Harry Reid is definitely not here for Donald Trump.
The soon-to-be retired senator has nothing to lose as his service in American politics comes to an end—Reid announced he would not seek re-election in March of 2015.
The Nevada senator released a scathing page-length rebuke of the new President-elect, condemning his hate speech and laying the nation’s division at his feet, The Washington Post reports.
Reid begins the statement by saying that after 26 elections, he’s never seen anything like Tuesday’s election and its subsequent fallout. Reid gives fair warning against the media’s normalization of Trump, while also lashing out at him and questioning his legitimacy.
“Winning the electoral college does not absolve Trump of the grave sins he committed against millions of Americans,” Reid writes. “Donald Trump may not possess the capacity to assuage those fears, but he owes it to this nation to try. If Trump wants to roll back tide of hate he unleashed, he has a tremendous amount of work to do and he must begin immediately.”
Reid weaves in and out of personal narrative to express his contempt for Trump and his incendiary rhetoric that has severely frightened many in this country, including African-Americans, the LGBT community, Muslims, Mexicans and women.
Read Reid’s statement in full below:
“I have personally been on the ballot in Nevada for 26 elections and I have never seen anything like the reaction to the election completed last Tuesday. The election of Donald Trump has emboldened the forces of hate and bigotry in America.
White nationalists, Vladimir Putin and ISIS are celebrating Donald Trump’s victory, while innocent, law-abiding Americans are wracked with fear – especially African Americans, Hispanic Americans, Muslim Americans, LGBT Americans and Asian Americans. Watching white nationalists celebrate while innocent Americans cry tears of fear does not feel like America.
I have heard more stories in the past 48 hours of Americans living in fear of their own government and their fellow Americans than I can remember hearing in five decades in politics. Hispanic Americans who fear their families will be torn apart, African Americans being heckled on the street, Muslim Americans afraid to wear a headscarf, gay and lesbian couples having slurs hurled at them and feeling afraid to walk down the street holding hands. American children waking up in the middle of the night crying, terrified that Trump will take their parents away. Young girls unable to understand why a man who brags about sexually assaulting women has been elected president.
I have a large family. I have one daughter and twelve granddaughters. The texts, emails and phone calls I have received from them have been filled with fear – fear for themselves, fear for their Hispanic and African American friends, for their Muslim and Jewish friends, for their LBGT friends, for their Asian friends. I’ve felt their tears and I’ve felt their fear.
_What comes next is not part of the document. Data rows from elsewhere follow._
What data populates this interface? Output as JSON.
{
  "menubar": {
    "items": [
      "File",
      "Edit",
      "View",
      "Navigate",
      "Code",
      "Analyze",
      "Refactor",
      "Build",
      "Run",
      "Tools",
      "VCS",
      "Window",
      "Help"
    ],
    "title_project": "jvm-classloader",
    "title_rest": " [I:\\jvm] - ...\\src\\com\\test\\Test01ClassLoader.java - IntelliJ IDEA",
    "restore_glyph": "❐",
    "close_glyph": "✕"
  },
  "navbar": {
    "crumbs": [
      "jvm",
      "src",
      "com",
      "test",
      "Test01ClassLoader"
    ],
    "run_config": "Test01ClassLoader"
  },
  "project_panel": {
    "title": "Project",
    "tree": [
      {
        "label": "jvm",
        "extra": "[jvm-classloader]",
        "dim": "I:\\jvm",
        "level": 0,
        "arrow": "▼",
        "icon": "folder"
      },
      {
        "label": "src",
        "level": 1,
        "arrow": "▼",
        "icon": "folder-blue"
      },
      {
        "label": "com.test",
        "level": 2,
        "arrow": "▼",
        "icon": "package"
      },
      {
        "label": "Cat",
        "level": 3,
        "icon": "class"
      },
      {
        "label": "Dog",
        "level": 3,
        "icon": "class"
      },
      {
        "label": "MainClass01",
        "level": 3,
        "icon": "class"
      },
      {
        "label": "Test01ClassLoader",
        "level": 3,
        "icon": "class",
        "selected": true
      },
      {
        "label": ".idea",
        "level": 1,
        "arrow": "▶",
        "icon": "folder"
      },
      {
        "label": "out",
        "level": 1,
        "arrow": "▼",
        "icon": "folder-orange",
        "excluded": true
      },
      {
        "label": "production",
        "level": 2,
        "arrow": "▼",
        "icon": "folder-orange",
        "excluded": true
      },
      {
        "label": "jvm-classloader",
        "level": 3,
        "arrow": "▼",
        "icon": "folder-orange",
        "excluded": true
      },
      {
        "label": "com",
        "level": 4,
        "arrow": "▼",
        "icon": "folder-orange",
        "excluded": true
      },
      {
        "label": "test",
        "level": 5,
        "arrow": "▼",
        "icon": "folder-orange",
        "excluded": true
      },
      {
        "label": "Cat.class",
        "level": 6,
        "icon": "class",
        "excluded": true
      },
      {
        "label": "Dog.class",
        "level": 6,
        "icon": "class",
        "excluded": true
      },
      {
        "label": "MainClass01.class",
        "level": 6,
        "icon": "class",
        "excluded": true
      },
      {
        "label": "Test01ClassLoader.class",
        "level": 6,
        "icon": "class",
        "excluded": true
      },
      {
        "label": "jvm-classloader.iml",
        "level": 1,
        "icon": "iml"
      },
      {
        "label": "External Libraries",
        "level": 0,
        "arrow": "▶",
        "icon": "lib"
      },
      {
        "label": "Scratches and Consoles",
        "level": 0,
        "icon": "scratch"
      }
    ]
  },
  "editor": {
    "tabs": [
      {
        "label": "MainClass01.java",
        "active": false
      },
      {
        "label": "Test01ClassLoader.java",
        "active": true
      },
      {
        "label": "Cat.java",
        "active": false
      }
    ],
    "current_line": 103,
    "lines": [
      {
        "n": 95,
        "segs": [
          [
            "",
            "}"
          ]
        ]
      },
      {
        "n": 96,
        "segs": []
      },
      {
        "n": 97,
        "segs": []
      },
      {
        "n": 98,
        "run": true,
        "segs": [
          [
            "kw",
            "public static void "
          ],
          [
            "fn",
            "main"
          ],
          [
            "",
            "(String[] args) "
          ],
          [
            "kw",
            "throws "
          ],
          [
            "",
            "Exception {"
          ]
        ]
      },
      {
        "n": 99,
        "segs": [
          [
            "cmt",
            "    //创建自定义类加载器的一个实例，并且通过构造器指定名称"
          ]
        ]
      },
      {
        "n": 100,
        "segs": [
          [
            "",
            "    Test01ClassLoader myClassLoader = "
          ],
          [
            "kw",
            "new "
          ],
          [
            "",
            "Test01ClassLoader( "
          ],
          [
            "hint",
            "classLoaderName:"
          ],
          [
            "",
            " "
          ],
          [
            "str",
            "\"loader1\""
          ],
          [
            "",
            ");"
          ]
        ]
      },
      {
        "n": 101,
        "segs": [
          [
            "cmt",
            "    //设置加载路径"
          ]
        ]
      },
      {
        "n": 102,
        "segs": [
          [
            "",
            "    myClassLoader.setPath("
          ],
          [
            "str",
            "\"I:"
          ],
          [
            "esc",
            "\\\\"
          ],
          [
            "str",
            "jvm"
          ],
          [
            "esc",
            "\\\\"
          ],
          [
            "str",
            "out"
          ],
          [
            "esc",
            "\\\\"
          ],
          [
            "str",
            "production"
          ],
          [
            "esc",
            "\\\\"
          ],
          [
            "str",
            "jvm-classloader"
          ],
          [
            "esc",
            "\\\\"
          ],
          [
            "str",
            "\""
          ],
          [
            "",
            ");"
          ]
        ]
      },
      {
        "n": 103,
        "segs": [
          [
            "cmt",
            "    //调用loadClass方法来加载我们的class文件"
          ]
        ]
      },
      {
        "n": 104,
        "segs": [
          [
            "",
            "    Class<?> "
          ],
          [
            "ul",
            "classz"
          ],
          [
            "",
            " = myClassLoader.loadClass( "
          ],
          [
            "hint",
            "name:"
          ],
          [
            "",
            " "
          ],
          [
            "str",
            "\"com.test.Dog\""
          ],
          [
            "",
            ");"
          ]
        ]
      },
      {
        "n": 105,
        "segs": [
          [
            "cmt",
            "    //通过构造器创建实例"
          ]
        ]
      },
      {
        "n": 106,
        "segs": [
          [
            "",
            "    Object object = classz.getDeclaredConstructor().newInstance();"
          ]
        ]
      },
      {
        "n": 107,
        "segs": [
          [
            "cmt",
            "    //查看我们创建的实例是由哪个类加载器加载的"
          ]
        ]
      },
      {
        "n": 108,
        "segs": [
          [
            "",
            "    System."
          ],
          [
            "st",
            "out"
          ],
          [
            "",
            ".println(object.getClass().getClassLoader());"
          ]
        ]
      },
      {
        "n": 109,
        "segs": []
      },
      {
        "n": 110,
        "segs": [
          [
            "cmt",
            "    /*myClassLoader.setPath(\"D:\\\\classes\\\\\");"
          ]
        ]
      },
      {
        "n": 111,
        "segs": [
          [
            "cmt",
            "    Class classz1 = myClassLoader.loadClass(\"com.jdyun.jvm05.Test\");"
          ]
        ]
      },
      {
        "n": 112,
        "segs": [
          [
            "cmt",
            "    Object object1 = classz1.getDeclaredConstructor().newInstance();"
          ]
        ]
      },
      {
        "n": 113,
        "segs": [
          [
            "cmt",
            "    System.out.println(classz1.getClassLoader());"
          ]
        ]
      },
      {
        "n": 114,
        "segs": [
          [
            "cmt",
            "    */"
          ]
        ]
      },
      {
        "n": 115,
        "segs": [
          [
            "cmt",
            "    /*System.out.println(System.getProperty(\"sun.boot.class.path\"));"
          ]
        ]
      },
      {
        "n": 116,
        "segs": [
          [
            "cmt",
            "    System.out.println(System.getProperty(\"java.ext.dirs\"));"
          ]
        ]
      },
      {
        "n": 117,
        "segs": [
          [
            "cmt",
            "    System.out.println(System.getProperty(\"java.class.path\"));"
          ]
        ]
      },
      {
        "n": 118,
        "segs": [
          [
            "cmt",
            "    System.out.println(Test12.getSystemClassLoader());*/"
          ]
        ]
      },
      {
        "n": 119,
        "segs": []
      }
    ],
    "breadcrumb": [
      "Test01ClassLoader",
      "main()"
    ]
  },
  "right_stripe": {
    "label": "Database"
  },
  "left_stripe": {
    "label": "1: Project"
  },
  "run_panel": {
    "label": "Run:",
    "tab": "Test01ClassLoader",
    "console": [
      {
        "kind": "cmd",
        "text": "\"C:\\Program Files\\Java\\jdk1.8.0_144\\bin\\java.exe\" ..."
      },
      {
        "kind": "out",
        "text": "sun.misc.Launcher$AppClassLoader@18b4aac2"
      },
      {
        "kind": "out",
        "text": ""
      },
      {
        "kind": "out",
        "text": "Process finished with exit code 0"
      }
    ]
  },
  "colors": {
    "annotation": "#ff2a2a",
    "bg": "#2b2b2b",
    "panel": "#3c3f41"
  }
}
We as a nation must find a way to move forward without consigning those who Trump has threatened to the shadows. Their fear is entirely rational, because Donald Trump has talked openly about doing terrible things to them. Every news piece that breathlessly obsesses over inauguration preparations compounds their fear by normalizing a man who has threatened to tear families apart, who has bragged about sexually assaulting women and who has directed crowds of thousands to intimidate reporters and assault African Americans. Their fear is legitimate and we must refuse to let it fall through the cracks between the fluff pieces.
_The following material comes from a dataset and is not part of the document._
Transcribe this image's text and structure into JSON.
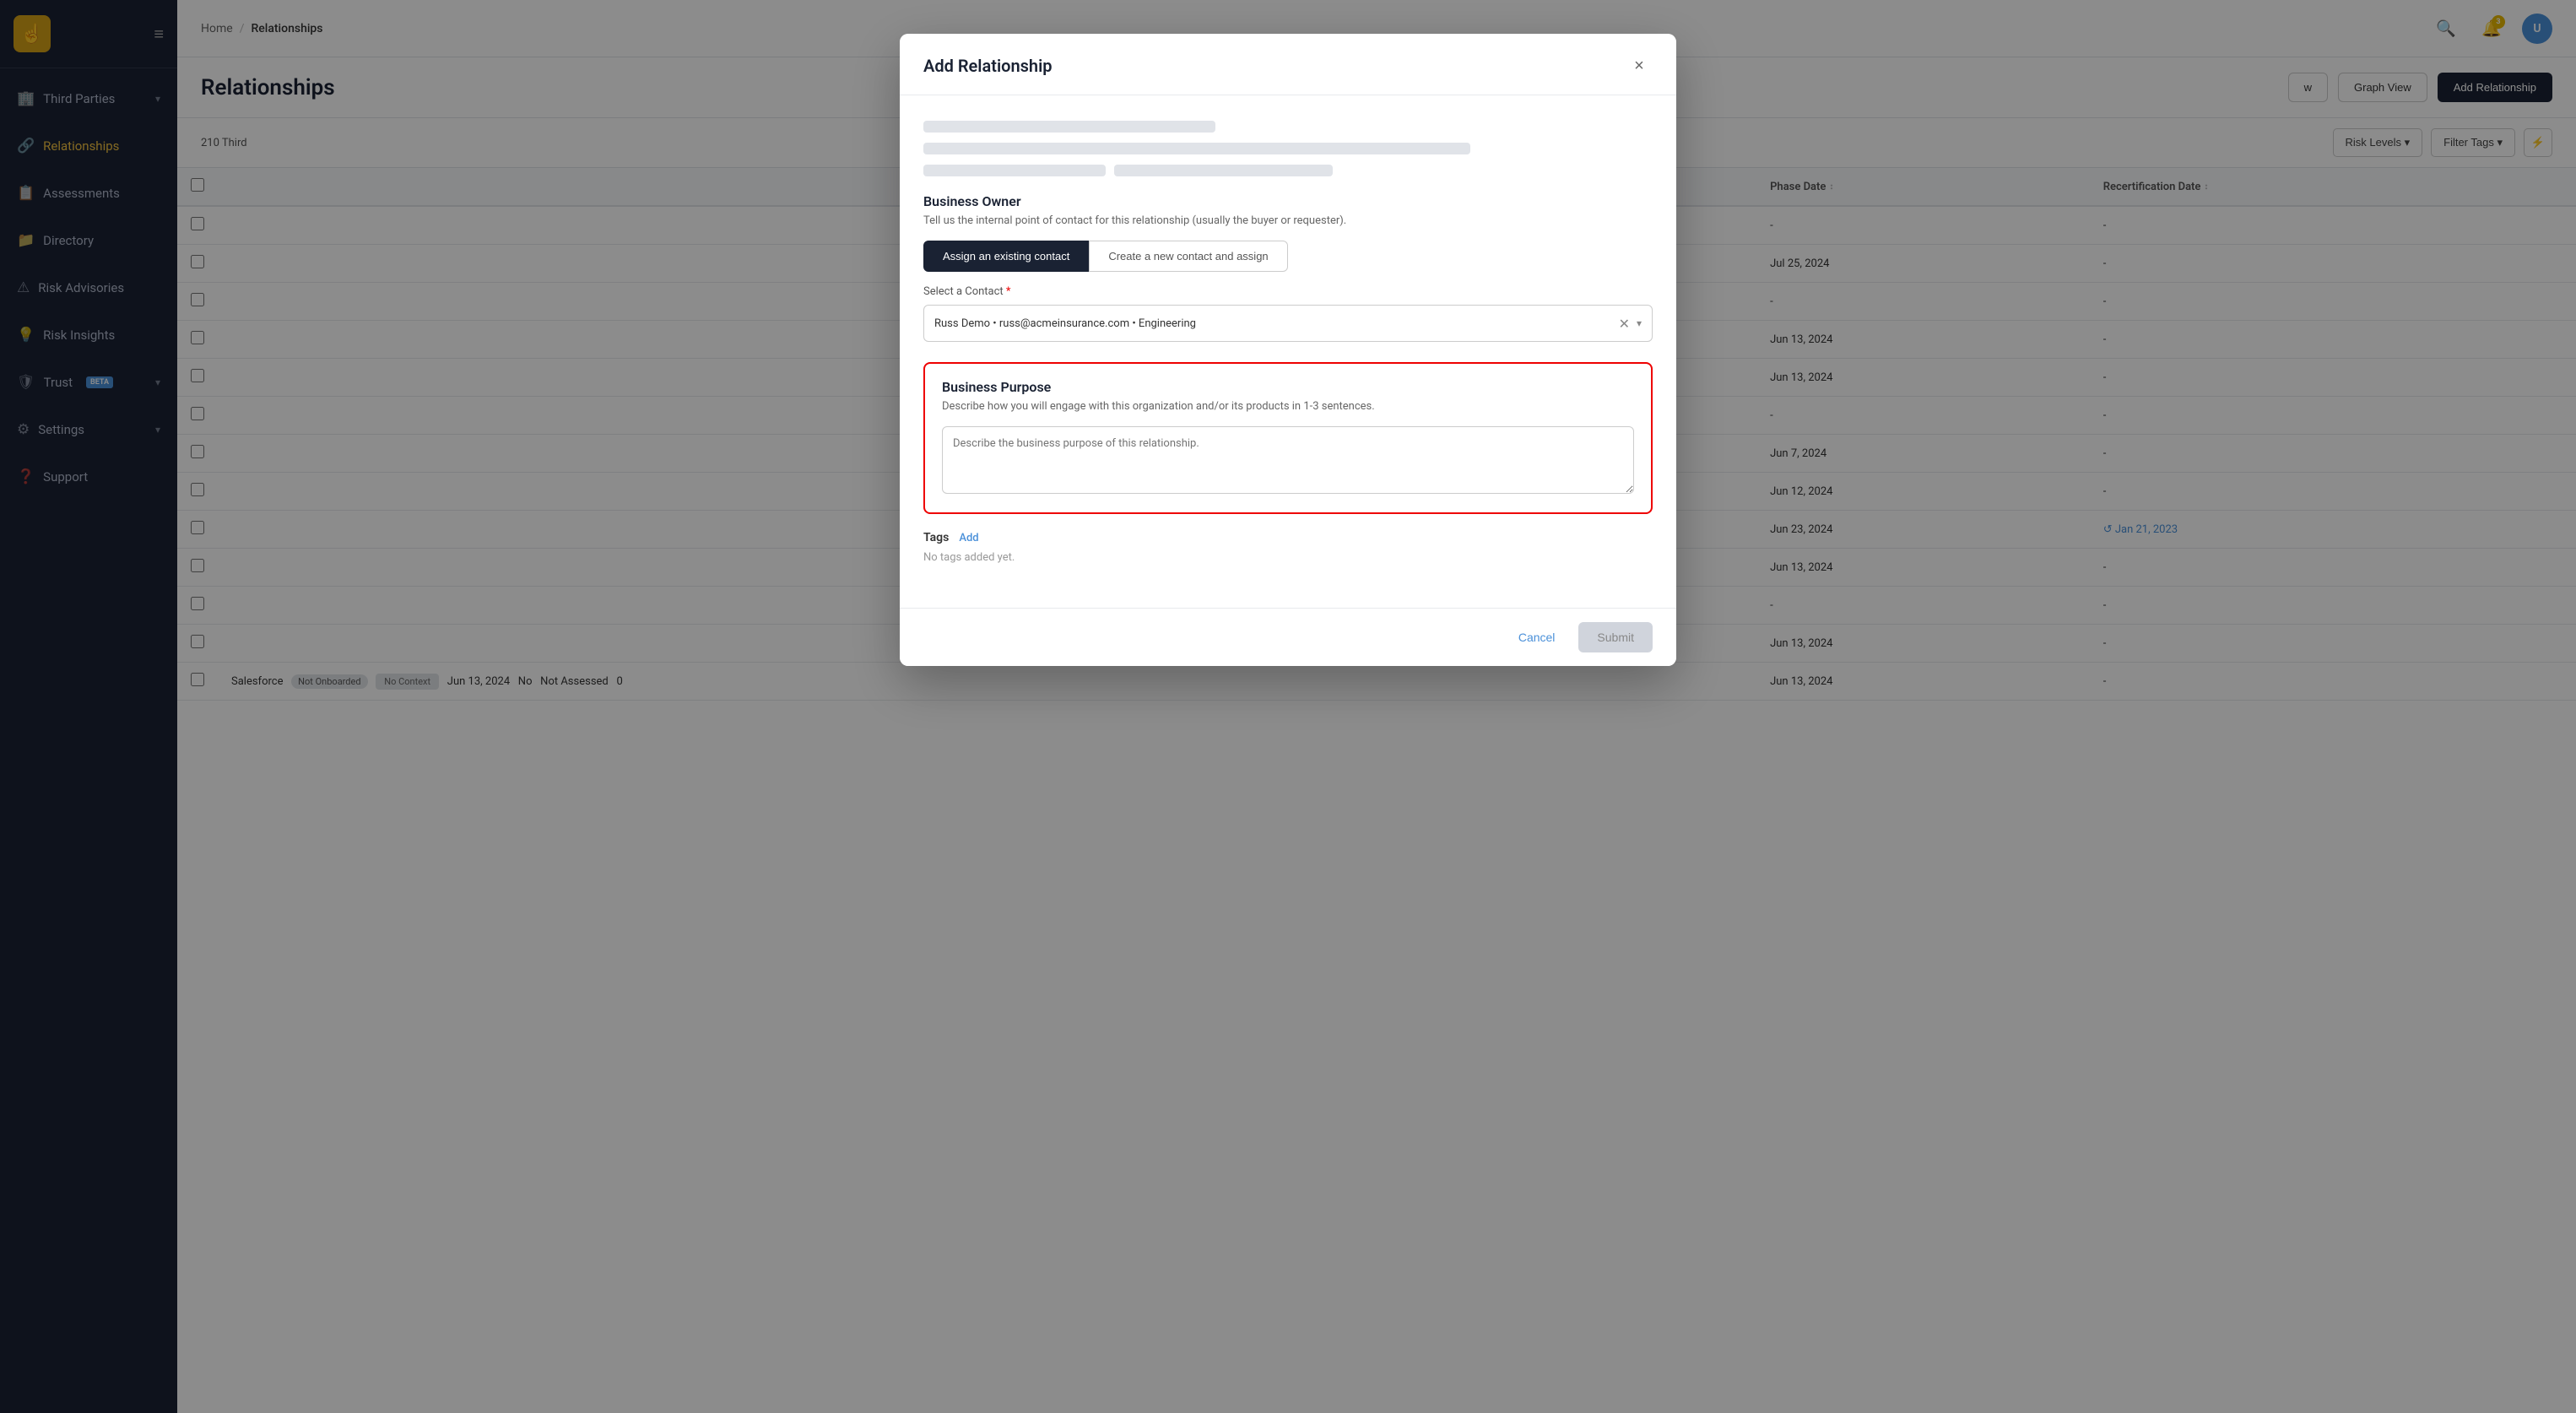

If this is going to be a time of healing, we must first put the responsibility for healing where it belongs: at the feet of Donald Trump, a sexual predator who lost the popular vote and fueled his campaign with bigotry and hate. Winning the electoral college does not absolve Trump of the grave sins he committed against millions of Americans. Donald Trump may not possess the capacity to assuage those fears, but he owes it to this nation to try.
If Trump wants to roll back tide of hate he unleashed, he has a tremendous amount of work to do and he must begin immediately.”
SOURCE: The Washington Post | PHOTO CREDIT: Getty